What you have to do:
Go through the records below and copy out every line holding "label".

**** Stored data ****

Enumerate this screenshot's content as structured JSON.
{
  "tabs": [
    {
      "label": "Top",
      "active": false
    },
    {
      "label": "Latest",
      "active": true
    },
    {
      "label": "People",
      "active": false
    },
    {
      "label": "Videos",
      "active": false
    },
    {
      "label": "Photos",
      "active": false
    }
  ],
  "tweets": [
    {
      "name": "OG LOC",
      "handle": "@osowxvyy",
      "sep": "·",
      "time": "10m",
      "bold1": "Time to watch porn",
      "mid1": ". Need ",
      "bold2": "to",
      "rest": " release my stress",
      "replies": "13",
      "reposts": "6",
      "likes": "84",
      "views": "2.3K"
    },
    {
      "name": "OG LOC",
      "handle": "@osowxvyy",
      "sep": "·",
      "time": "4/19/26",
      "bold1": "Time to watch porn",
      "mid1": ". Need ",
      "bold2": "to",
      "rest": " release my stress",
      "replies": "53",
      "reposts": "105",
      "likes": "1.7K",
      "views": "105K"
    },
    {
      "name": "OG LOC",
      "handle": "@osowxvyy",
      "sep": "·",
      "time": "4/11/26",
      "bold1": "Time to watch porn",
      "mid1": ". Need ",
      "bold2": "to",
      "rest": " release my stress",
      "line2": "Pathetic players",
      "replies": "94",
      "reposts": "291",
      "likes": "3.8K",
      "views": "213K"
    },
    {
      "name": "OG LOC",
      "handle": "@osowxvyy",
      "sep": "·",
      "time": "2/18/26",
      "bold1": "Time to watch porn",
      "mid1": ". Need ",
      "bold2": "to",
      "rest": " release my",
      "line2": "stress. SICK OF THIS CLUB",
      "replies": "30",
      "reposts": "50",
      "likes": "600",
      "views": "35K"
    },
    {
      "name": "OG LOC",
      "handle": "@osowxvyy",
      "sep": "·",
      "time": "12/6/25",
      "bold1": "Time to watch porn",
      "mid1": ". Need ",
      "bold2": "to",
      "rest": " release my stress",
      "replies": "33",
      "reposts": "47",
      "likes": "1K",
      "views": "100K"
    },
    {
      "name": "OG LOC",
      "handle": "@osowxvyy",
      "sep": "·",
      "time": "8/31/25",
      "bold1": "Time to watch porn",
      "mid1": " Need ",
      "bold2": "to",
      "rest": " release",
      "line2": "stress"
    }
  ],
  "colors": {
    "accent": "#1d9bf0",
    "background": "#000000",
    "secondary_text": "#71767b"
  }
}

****

Solution to this exercise:
      "label": "Top",
      "label": "Latest",
      "label": "People",
      "label": "Videos",
      "label": "Photos",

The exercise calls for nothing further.